Exercise.
Check every line below for the word "nklass" and copy the ones that have it.

[Input data Boundary: Start]

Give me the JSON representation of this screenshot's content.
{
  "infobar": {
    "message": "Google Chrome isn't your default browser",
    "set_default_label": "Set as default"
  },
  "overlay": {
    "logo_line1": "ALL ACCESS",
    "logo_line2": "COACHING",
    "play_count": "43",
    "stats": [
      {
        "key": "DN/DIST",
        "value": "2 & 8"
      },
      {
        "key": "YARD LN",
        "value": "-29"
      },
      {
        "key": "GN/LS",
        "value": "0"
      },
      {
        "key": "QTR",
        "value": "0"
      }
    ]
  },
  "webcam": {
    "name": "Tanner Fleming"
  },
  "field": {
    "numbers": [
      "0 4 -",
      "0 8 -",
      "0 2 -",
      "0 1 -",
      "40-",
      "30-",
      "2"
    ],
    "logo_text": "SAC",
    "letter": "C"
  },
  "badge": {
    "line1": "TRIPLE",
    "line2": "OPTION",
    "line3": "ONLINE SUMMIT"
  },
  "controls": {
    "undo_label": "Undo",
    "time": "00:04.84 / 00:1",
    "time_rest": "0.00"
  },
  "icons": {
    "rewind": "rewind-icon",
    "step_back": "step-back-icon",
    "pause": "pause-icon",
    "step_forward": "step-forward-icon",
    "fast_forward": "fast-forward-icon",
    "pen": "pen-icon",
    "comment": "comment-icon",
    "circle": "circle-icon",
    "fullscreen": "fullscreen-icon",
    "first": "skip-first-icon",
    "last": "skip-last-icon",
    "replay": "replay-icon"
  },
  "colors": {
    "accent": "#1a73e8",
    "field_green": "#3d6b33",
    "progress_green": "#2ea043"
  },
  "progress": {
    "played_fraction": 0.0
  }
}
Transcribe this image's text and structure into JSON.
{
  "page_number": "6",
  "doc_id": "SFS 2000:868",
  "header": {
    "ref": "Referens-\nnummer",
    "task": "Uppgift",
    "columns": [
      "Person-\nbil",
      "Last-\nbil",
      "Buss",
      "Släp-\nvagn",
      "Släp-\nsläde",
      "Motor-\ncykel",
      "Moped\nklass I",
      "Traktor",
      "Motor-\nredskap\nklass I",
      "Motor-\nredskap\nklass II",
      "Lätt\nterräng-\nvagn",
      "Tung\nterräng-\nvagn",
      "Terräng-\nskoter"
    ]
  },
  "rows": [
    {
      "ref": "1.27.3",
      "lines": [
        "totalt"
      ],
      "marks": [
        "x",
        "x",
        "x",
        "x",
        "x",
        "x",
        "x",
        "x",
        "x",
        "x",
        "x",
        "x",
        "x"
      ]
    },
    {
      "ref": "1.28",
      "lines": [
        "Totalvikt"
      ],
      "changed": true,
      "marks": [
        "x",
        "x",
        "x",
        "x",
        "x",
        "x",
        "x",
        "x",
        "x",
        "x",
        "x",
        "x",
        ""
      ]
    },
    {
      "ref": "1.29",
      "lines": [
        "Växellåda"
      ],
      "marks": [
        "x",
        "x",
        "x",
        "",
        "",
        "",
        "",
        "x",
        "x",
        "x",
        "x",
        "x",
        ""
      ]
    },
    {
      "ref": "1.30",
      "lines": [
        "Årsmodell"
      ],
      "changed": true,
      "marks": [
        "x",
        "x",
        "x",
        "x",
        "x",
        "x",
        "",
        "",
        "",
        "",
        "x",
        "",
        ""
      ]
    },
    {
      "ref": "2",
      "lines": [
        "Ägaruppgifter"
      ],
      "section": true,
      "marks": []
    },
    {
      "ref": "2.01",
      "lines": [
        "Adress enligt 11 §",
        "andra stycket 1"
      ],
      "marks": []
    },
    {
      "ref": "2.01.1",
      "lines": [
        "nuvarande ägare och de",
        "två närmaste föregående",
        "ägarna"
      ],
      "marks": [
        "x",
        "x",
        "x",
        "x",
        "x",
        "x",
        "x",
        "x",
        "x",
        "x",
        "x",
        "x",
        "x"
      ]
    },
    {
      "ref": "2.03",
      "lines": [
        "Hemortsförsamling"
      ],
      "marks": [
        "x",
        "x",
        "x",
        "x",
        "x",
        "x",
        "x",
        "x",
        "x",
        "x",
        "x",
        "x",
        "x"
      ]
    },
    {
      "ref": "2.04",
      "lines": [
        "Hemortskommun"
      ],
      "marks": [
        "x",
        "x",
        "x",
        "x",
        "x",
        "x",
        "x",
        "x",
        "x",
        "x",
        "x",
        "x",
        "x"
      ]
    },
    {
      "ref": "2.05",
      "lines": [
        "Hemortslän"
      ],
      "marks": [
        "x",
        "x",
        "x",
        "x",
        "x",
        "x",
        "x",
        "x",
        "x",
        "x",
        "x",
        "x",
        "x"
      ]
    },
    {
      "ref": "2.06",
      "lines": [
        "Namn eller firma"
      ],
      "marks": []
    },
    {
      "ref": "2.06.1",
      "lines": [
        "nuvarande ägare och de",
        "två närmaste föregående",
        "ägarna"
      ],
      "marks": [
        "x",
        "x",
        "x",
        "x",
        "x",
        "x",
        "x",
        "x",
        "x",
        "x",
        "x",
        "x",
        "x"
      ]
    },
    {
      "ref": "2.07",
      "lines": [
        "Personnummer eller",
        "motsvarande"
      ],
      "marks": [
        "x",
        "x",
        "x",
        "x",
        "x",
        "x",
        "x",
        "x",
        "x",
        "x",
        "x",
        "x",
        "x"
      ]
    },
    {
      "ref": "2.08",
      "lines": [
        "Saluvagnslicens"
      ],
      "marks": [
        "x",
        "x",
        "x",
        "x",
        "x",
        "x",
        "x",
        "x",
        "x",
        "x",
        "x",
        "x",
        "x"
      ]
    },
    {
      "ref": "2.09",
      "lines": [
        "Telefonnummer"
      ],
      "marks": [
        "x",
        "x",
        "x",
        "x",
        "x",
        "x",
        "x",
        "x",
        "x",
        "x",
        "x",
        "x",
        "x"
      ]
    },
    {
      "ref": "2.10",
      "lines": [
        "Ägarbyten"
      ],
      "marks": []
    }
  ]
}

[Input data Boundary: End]

Exercise output.
      "Moped\nklass I",
      "Motor-\nredskap\nklass I",
      "Motor-\nredskap\nklass II",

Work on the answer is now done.